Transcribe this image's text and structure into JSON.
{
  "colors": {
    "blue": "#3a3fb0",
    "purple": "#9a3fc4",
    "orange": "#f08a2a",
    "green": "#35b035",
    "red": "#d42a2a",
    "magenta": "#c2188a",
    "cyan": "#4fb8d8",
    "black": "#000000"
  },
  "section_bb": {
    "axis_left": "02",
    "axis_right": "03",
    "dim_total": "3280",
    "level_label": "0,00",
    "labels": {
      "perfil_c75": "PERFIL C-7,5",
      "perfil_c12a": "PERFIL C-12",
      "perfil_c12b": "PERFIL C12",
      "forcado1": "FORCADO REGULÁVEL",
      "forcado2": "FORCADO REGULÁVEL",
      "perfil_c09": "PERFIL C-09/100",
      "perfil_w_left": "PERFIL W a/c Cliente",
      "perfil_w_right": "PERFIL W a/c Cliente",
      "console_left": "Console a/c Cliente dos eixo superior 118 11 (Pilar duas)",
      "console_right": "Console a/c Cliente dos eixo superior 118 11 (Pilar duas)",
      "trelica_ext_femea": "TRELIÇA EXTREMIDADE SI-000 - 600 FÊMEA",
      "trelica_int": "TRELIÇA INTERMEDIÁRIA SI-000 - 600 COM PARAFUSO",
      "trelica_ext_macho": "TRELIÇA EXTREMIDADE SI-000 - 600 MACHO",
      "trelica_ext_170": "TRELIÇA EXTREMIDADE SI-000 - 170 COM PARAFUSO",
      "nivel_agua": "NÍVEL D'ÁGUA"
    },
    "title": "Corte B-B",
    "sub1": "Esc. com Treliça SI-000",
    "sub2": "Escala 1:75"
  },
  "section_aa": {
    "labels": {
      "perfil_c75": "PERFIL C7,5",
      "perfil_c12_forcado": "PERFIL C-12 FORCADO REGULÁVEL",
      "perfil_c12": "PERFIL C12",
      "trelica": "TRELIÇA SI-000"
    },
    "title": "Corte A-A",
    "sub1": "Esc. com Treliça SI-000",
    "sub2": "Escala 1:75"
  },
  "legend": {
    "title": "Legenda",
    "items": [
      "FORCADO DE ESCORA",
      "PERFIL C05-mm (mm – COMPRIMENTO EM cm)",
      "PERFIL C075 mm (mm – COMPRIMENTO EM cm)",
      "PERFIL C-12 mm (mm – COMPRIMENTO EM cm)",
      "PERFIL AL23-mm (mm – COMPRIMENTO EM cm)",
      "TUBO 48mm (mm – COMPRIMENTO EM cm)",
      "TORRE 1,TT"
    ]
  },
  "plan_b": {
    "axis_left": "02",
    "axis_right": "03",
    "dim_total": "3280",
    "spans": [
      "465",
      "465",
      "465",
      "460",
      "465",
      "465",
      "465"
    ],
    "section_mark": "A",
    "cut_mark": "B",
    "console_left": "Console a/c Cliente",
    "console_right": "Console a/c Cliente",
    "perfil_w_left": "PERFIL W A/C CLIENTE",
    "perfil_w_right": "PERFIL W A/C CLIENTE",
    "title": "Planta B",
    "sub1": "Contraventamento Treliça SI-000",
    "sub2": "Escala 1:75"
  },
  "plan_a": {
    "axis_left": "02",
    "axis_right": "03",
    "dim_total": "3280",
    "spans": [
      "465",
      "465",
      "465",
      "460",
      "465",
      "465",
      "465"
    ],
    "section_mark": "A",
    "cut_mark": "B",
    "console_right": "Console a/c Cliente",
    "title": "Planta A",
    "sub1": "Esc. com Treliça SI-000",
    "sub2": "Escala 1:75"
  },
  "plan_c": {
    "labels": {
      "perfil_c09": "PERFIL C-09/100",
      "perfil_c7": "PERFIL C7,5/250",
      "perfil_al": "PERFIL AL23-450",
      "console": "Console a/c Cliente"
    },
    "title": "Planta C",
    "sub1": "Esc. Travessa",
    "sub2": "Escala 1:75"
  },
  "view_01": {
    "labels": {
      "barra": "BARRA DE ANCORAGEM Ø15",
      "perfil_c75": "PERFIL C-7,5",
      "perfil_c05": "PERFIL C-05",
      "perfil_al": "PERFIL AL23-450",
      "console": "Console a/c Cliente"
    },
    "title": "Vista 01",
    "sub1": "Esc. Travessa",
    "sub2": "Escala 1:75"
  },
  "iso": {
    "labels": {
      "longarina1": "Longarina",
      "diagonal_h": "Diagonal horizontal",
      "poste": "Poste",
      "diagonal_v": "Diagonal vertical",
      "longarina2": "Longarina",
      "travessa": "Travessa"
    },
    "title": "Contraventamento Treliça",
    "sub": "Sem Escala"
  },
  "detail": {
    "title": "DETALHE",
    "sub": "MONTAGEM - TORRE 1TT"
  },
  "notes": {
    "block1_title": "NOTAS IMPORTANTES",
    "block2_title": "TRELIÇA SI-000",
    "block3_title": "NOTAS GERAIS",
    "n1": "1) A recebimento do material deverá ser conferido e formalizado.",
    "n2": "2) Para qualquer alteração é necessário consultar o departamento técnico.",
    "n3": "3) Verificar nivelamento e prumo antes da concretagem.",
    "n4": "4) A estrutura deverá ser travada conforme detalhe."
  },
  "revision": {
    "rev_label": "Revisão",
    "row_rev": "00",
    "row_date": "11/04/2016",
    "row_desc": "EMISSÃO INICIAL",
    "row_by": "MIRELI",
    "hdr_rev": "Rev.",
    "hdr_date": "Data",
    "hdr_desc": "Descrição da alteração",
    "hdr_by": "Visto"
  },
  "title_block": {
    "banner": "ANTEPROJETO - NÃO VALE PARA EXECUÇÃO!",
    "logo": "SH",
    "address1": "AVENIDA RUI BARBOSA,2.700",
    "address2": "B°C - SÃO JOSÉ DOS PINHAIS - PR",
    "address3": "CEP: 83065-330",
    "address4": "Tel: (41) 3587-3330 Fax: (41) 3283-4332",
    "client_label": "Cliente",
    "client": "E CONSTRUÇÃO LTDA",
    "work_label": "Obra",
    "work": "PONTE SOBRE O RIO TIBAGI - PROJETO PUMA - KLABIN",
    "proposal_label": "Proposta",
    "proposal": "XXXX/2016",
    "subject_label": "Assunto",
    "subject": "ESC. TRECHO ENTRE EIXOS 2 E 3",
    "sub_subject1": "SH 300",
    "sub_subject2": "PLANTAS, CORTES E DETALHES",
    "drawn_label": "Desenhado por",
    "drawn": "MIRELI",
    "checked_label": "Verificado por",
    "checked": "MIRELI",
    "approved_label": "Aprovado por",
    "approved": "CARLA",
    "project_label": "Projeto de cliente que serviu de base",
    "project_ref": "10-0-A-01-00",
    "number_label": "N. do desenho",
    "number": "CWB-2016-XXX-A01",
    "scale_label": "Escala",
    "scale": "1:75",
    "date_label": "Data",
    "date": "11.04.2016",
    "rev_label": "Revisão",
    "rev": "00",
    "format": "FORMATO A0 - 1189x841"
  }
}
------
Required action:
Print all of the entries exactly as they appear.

Answer space:
Transcribe this image's text and structure into JSON.
{
  "colors": {
    "blue": "#3a3fb0",
    "purple": "#9a3fc4",
    "orange": "#f08a2a",
    "green": "#35b035",
    "red": "#d42a2a",
    "magenta": "#c2188a",
    "cyan": "#4fb8d8",
    "black": "#000000"
  },
  "section_bb": {
    "axis_left": "02",
    "axis_right": "03",
    "dim_total": "3280",
    "level_label": "0,00",
    "labels": {
      "perfil_c75": "PERFIL C-7,5",
      "perfil_c12a": "PERFIL C-12",
      "perfil_c12b": "PERFIL C12",
      "forcado1": "FORCADO REGULÁVEL",
      "forcado2": "FORCADO REGULÁVEL",
      "perfil_c09": "PERFIL C-09/100",
      "perfil_w_left": "PERFIL W a/c Cliente",
      "perfil_w_right": "PERFIL W a/c Cliente",
      "console_left": "Console a/c Cliente dos eixo superior 118 11 (Pilar duas)",
      "console_right": "Console a/c Cliente dos eixo superior 118 11 (Pilar duas)",
      "trelica_ext_femea": "TRELIÇA EXTREMIDADE SI-000 - 600 FÊMEA",
      "trelica_int": "TRELIÇA INTERMEDIÁRIA SI-000 - 600 COM PARAFUSO",
      "trelica_ext_macho": "TRELIÇA EXTREMIDADE SI-000 - 600 MACHO",
      "trelica_ext_170": "TRELIÇA EXTREMIDADE SI-000 - 170 COM PARAFUSO",
      "nivel_agua": "NÍVEL D'ÁGUA"
    },
    "title": "Corte B-B",
    "sub1": "Esc. com Treliça SI-000",
    "sub2": "Escala 1:75"
  },
  "section_aa": {
    "labels": {
      "perfil_c75": "PERFIL C7,5",
      "perfil_c12_forcado": "PERFIL C-12 FORCADO REGULÁVEL",
      "perfil_c12": "PERFIL C12",
      "trelica": "TRELIÇA SI-000"
    },
    "title": "Corte A-A",
    "sub1": "Esc. com Treliça SI-000",
    "sub2": "Escala 1:75"
  },
  "legend": {
    "title": "Legenda",
    "items": [
      "FORCADO DE ESCORA",
      "PERFIL C05-mm (mm – COMPRIMENTO EM cm)",
      "PERFIL C075 mm (mm – COMPRIMENTO EM cm)",
      "PERFIL C-12 mm (mm – COMPRIMENTO EM cm)",
      "PERFIL AL23-mm (mm – COMPRIMENTO EM cm)",
      "TUBO 48mm (mm – COMPRIMENTO EM cm)",
      "TORRE 1,TT"
    ]
  },
  "plan_b": {
    "axis_left": "02",
    "axis_right": "03",
    "dim_total": "3280",
    "spans": [
      "465",
      "465",
      "465",
      "460",
      "465",
      "465",
      "465"
    ],
    "section_mark": "A",
    "cut_mark": "B",
    "console_left": "Console a/c Cliente",
    "console_right": "Console a/c Cliente",
    "perfil_w_left": "PERFIL W A/C CLIENTE",
    "perfil_w_right": "PERFIL W A/C CLIENTE",
    "title": "Planta B",
    "sub1": "Contraventamento Treliça SI-000",
    "sub2": "Escala 1:75"
  },
  "plan_a": {
    "axis_left": "02",
    "axis_right": "03",
    "dim_total": "3280",
    "spans": [
      "465",
      "465",
      "465",
      "460",
      "465",
      "465",
      "465"
    ],
    "section_mark": "A",
    "cut_mark": "B",
    "console_right": "Console a/c Cliente",
    "title": "Planta A",
    "sub1": "Esc. com Treliça SI-000",
    "sub2": "Escala 1:75"
  },
  "plan_c": {
    "labels": {
      "perfil_c09": "PERFIL C-09/100",
      "perfil_c7": "PERFIL C7,5/250",
      "perfil_al": "PERFIL AL23-450",
      "console": "Console a/c Cliente"
    },
    "title": "Planta C",
    "sub1": "Esc. Travessa",
    "sub2": "Escala 1:75"
  },
  "view_01": {
    "labels": {
      "barra": "BARRA DE ANCORAGEM Ø15",
      "perfil_c75": "PERFIL C-7,5",
      "perfil_c05": "PERFIL C-05",
      "perfil_al": "PERFIL AL23-450",
      "console": "Console a/c Cliente"
    },
    "title": "Vista 01",
    "sub1": "Esc. Travessa",
    "sub2": "Escala 1:75"
  },
  "iso": {
    "labels": {
      "longarina1": "Longarina",
      "diagonal_h": "Diagonal horizontal",
      "poste": "Poste",
      "diagonal_v": "Diagonal vertical",
      "longarina2": "Longarina",
      "travessa": "Travessa"
    },
    "title": "Contraventamento Treliça",
    "sub": "Sem Escala"
  },
  "detail": {
    "title": "DETALHE",
    "sub": "MONTAGEM - TORRE 1TT"
  },
  "notes": {
    "block1_title": "NOTAS IMPORTANTES",
    "block2_title": "TRELIÇA SI-000",
    "block3_title": "NOTAS GERAIS",
    "n1": "1) A recebimento do material deverá ser conferido e formalizado.",
    "n2": "2) Para qualquer alteração é necessário consultar o departamento técnico.",
    "n3": "3) Verificar nivelamento e prumo antes da concretagem.",
    "n4": "4) A estrutura deverá ser travada conforme detalhe."
  },
  "revision": {
    "rev_label": "Revisão",
    "row_rev": "00",
    "row_date": "11/04/2016",
    "row_desc": "EMISSÃO INICIAL",
    "row_by": "MIRELI",
    "hdr_rev": "Rev.",
    "hdr_date": "Data",
    "hdr_desc": "Descrição da alteração",
    "hdr_by": "Visto"
  },
  "title_block": {
    "banner": "ANTEPROJETO - NÃO VALE PARA EXECUÇÃO!",
    "logo": "SH",
    "address1": "AVENIDA RUI BARBOSA,2.700",
    "address2": "B°C - SÃO JOSÉ DOS PINHAIS - PR",
    "address3": "CEP: 83065-330",
    "address4": "Tel: (41) 3587-3330 Fax: (41) 3283-4332",
    "client_label": "Cliente",
    "client": "E CONSTRUÇÃO LTDA",
    "work_label": "Obra",
    "work": "PONTE SOBRE O RIO TIBAGI - PROJETO PUMA - KLABIN",
    "proposal_label": "Proposta",
    "proposal": "XXXX/2016",
    "subject_label": "Assunto",
    "subject": "ESC. TRECHO ENTRE EIXOS 2 E 3",
    "sub_subject1": "SH 300",
    "sub_subject2": "PLANTAS, CORTES E DETALHES",
    "drawn_label": "Desenhado por",
    "drawn": "MIRELI",
    "checked_label": "Verificado por",
    "checked": "MIRELI",
    "approved_label": "Aprovado por",
    "approved": "CARLA",
    "project_label": "Projeto de cliente que serviu de base",
    "project_ref": "10-0-A-01-00",
    "number_label": "N. do desenho",
    "number": "CWB-2016-XXX-A01",
    "scale_label": "Escala",
    "scale": "1:75",
    "date_label": "Data",
    "date": "11.04.2016",
    "rev_label": "Revisão",
    "rev": "00",
    "format": "FORMATO A0 - 1189x841"
  }
}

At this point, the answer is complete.